Four Questions You Must Ask When Considering Assisted Living

Assisted living facilities are an enticing option for many older Americans who no longer feel safe living at home alone, but do not need the extensive (and sometimes expensive) medical and caregiver services found in traditional nursing homes.

Rather than remaining at home and relying on caregivers or family members, assisted living facilities offer residents hotel-like amenities and community events alongside help with daily activities like dressing, bathing and taking medication.

While the middle-of-the-road solution offered by assisted living facilities is appealing to many (there a more people living in these facilities now than ever before,) assisted living facilities undergo much less scrutiny at the state and federal level than traditional nursing homes.  This in turn means that prospective residents must show extreme care when shopping for an assisted living facility that meets both their present and future needs. Considering Assisted Living

In this article, we will look at 4 important questions you must ask when considering whether an assisted living facility is right for you, as well as cover some helpful resources you can use to make an informed decision.

1 – What type of assisted living care will the resident need?

Moving from a long-time home or from facility to facility can be a costly, strenuous process, so it is critical that prospective residents choose facilities with care services that will suit their needs in the short and long term.

First, be sure to have an honest, open conversation with the prospective resident’s primary care physician and other medical specialists to understand the level of care they currently need, as well as how those needs might change as they age.

With this information in hand, it is highly recommended that families seek out a Geriatric Care Manager to assist them in finding facilities that have the capacity to care for the resident at every stage of their life.  While prices for these services may vary, they are invariably less expensive (and stressful) than bouncing from one facility to another.

2 – How good is the quality of care?

Almost all assisted living facilities offer some degree of on-site medical care, but the quality of this care and the facility’s ability to deliver this care quickly can vary widely.

There are several ways to gather this information. First, check potential facilities for violations issued by the state. Every state tracks these issues differently, however,  A Place For Mom offers a helpful state-by-state guide on how to find these records.

Second, speak to current residents and their families (visiting during meal times and on weekends is encouraged) to hear about their experiences with the caregiver staff.

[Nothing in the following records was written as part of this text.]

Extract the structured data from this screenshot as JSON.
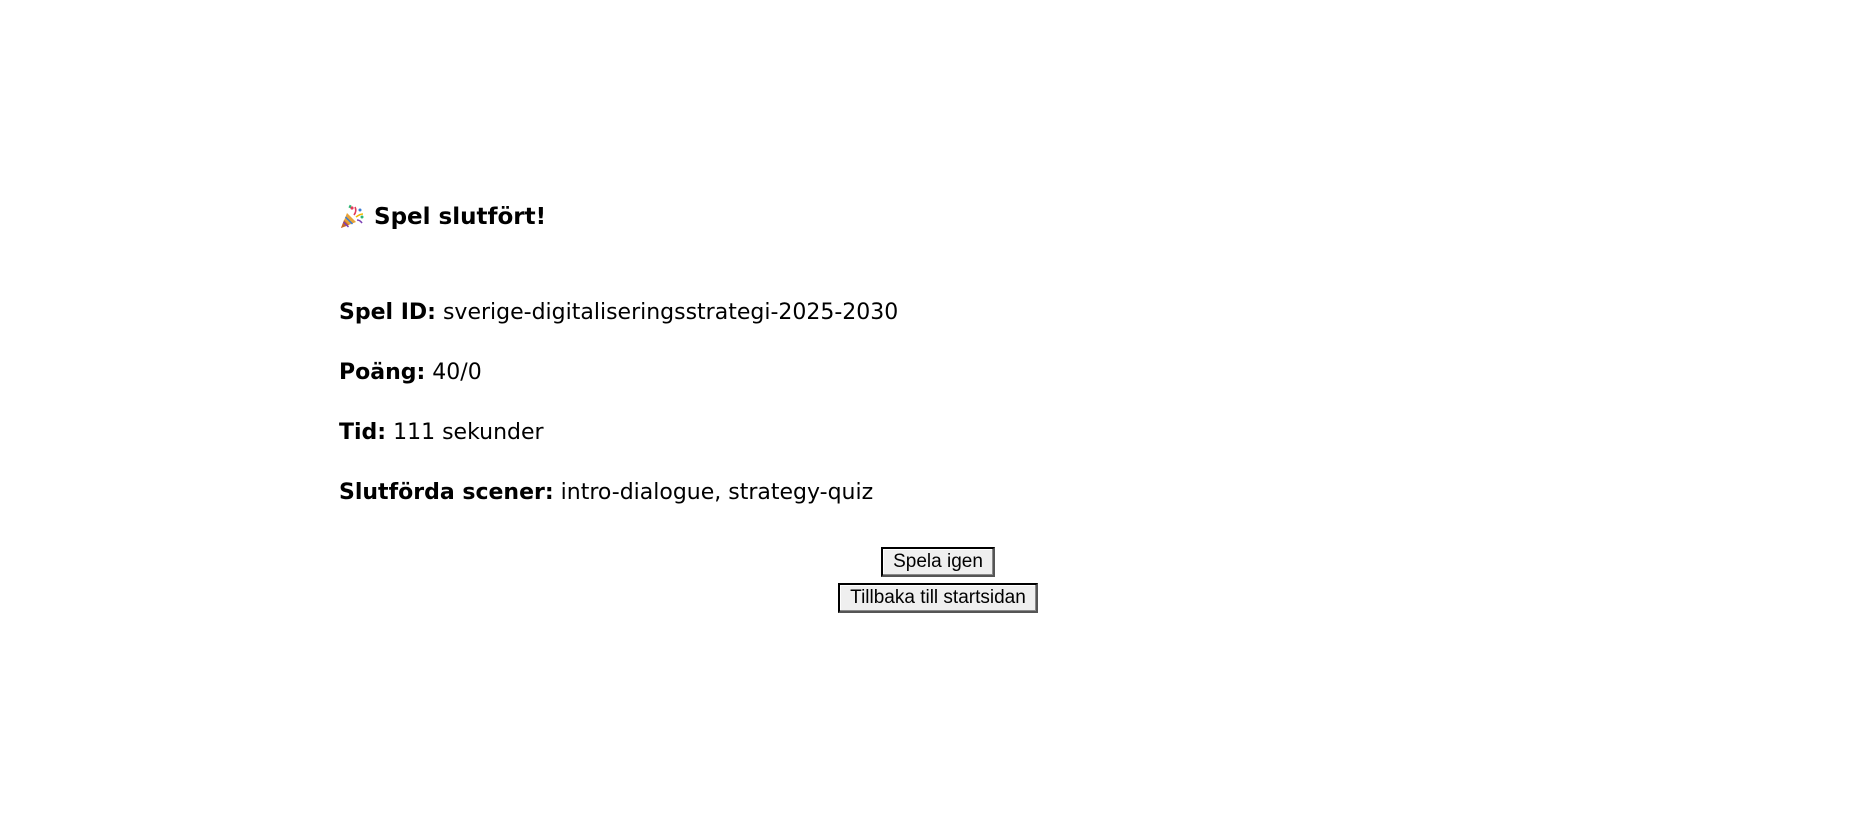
{
  "result": {
    "title_icon": "party-popper-icon",
    "title": "Spel slutfört!",
    "game_id_label": "Spel ID:",
    "game_id_value": "sverige-digitaliseringsstrategi-2025-2030",
    "score_label": "Poäng:",
    "score_value": "40/0",
    "time_label": "Tid:",
    "time_value": "111 sekunder",
    "scenes_label": "Slutförda scener:",
    "scenes_value": "intro-dialogue, strategy-quiz"
  },
  "actions": {
    "play_again_label": "Spela igen",
    "back_home_label": "Tillbaka till startsidan"
  },
  "colors": {
    "background": "#ffffff",
    "text": "#000000",
    "button_bg": "#efefef",
    "button_border": "#000000"
  }
}
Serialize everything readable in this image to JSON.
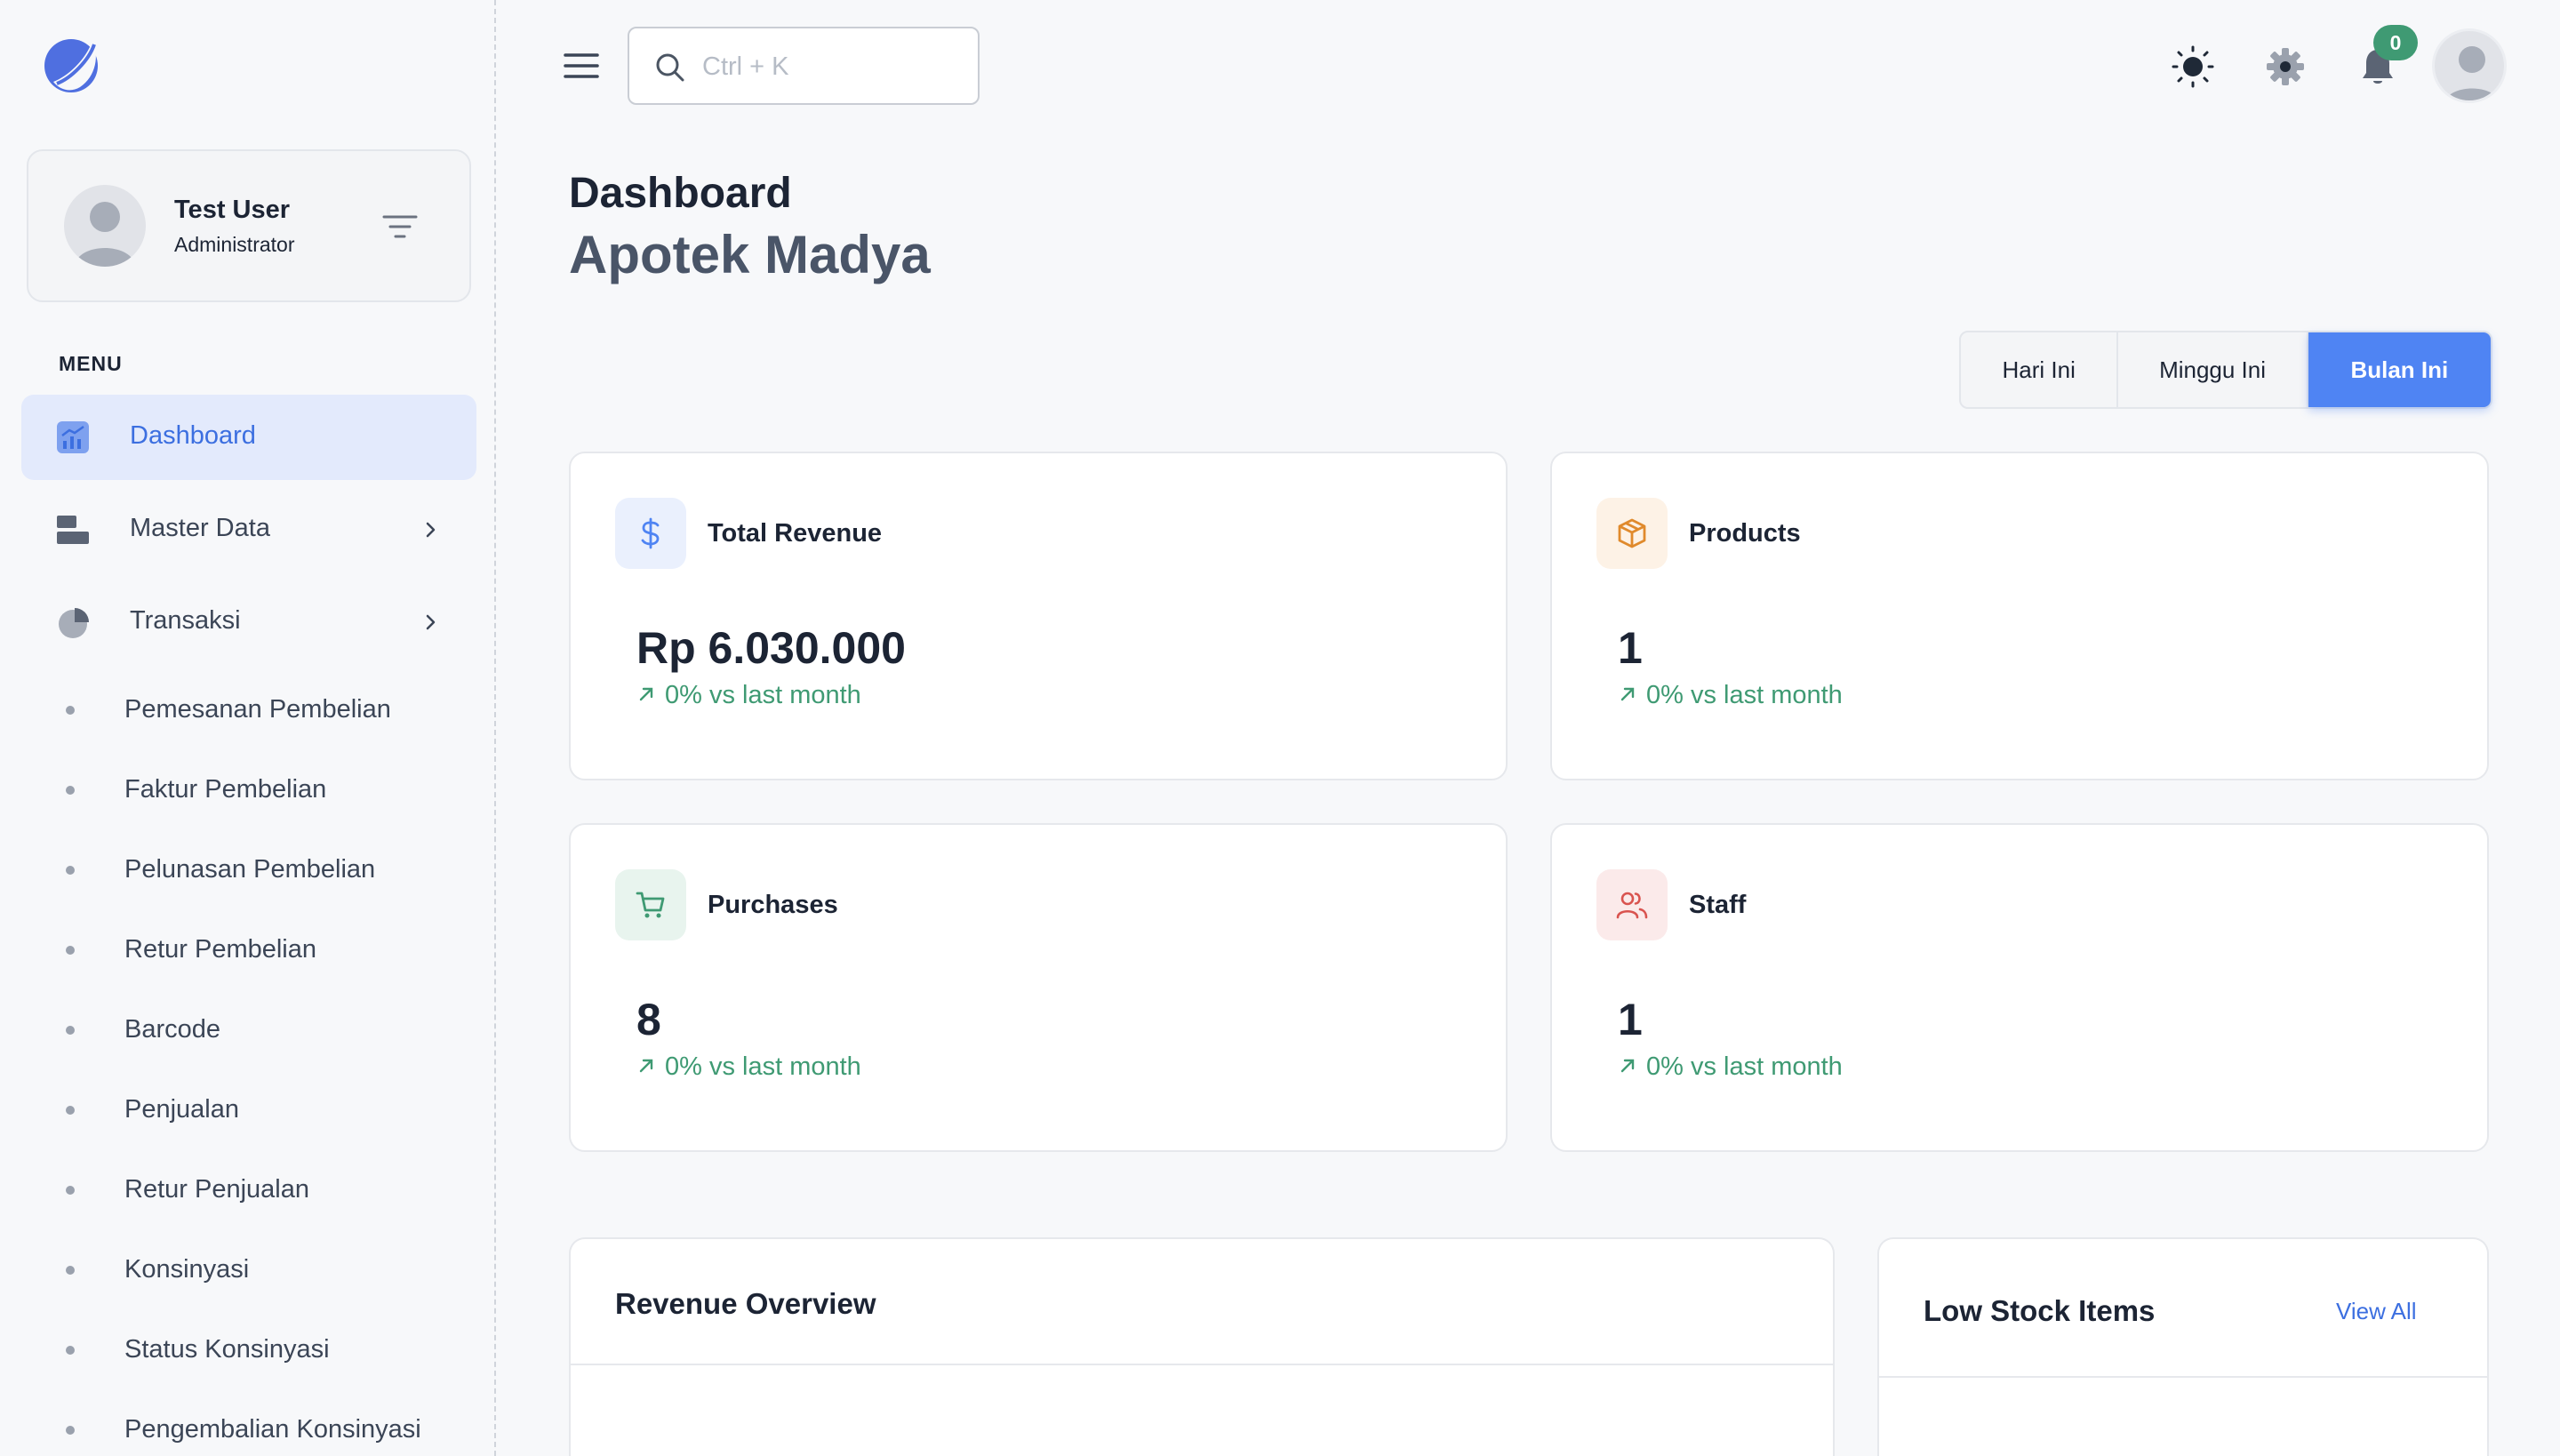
{
  "sidebar": {
    "user": {
      "name": "Test User",
      "role": "Administrator"
    },
    "menu_title": "MENU",
    "nav": [
      {
        "label": "Dashboard",
        "icon": "chart-icon",
        "active": true
      },
      {
        "label": "Master Data",
        "icon": "database-icon",
        "active": false
      },
      {
        "label": "Transaksi",
        "icon": "pie-chart-icon",
        "active": false
      }
    ],
    "sub_items": [
      "Pemesanan Pembelian",
      "Faktur Pembelian",
      "Pelunasan Pembelian",
      "Retur Pembelian",
      "Barcode",
      "Penjualan",
      "Retur Penjualan",
      "Konsinyasi",
      "Status Konsinyasi",
      "Pengembalian Konsinyasi"
    ]
  },
  "header": {
    "search_placeholder": "Ctrl + K",
    "notification_count": "0"
  },
  "page": {
    "title": "Dashboard",
    "subtitle": "Apotek Madya"
  },
  "period_tabs": [
    {
      "label": "Hari Ini",
      "active": false
    },
    {
      "label": "Minggu Ini",
      "active": false
    },
    {
      "label": "Bulan Ini",
      "active": true
    }
  ],
  "stats": [
    {
      "title": "Total Revenue",
      "value": "Rp 6.030.000",
      "trend": "0% vs last month",
      "icon": "dollar-icon",
      "color": "#4f84f3",
      "bg": "#eaf0fd"
    },
    {
      "title": "Products",
      "value": "1",
      "trend": "0% vs last month",
      "icon": "box-icon",
      "color": "#e08a2c",
      "bg": "#fdf2e6"
    },
    {
      "title": "Purchases",
      "value": "8",
      "trend": "0% vs last month",
      "icon": "cart-icon",
      "color": "#3f9a73",
      "bg": "#e8f4ee"
    },
    {
      "title": "Staff",
      "value": "1",
      "trend": "0% vs last month",
      "icon": "users-icon",
      "color": "#d9534f",
      "bg": "#fbeaea"
    }
  ],
  "panels": {
    "revenue_overview": {
      "title": "Revenue Overview"
    },
    "low_stock": {
      "title": "Low Stock Items",
      "view_all": "View All"
    }
  },
  "colors": {
    "accent": "#4f84f3",
    "success": "#3f9a73",
    "active_nav_bg": "#e3eafc"
  }
}
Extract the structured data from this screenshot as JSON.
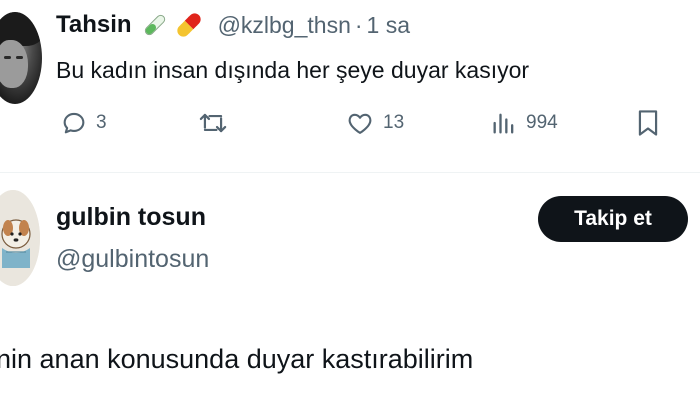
{
  "tweet": {
    "author_name": "Tahsin",
    "name_emojis": [
      "test-tube-icon",
      "pill-icon"
    ],
    "handle": "@kzlbg_thsn",
    "separator": "·",
    "time": "1 sa",
    "text": "Bu kadın insan dışında her şeye duyar kasıyor",
    "actions": {
      "replies": "3",
      "retweets": "",
      "likes": "13",
      "views": "994"
    }
  },
  "reply": {
    "author_name": "gulbin tosun",
    "handle": "@gulbintosun",
    "follow_label": "Takip et",
    "text": "nin anan konusunda duyar kastırabilirim"
  },
  "colors": {
    "text": "#0f1419",
    "secondary": "#536471",
    "button_bg": "#0f1419",
    "button_text": "#ffffff",
    "divider": "#eff3f4"
  }
}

Third, be sure to make several visits and rely on your own observations: do the staff and residents appear happy?  Is the staff overworked?  Is the food appealing and is the residence kept in good order?

Finally, learn more about procedures and protocol from the facility’s staff.  Ask them how they would handle a fall or similar emergency in the middle of the night. Is there a nurse on hand to provide assistance, or would the resident immediately be taken to an Emergency Room?

3 – What is the real cost of assisted living care?

Always ask for a written list of fees and be sure that these fees are noted in a contract BEFORE making your final decision about a facility.  While room and board might be affordable, ancillary services like transportation to medical appointments, additional caregiver assistance, additional charges for residents with dietary restrictions and other hidden costs can dramatically change the affordability of a facility.

Be sure to fully understand how these additional fees are triggered and how the facility communicates these additional fees to residents and their families.

4 – What is the assisted living facility’s discharge policy?

Involuntary discharges are the leading cause of complaints among assisted living residents nationwide.  Residents are typically asked to leave due to nonpayment, or the facility’s administrators believe the resident’s medical needs exceed the level of care provided at the facility.

To avoid sudden discharges and a scramble to find new housing, be sure to closely review the facility’s discharge policies in your contract before signing on, both to learn what triggers a discharge and how much notice must be given (30 days is most common).

While a facility’s marketing director will normally be very quick to offer verbal assurances that the resident will be able to age in place, verbal agreements are almost impossible to enforce.  Be sure to ask for any commitments made on the facility’s part be put in writing and kept in your records before you sign a contract.

SelectCare Home Health Care Services of NY believes everyone has a right to make informed decisions about how and where they live, that’s why our team of home health care experts are here to offer guidance and advice no matter what challenges you face or what solutions you choose to pursue.

Our team of compassionate caregivers and administrators work with every client to find sustainable, long-term solutions that help older adults live happier, healthier lives in the comfort of their long-time homes.  To learn more about how we help, call SelectCare today or request a free home health care guide.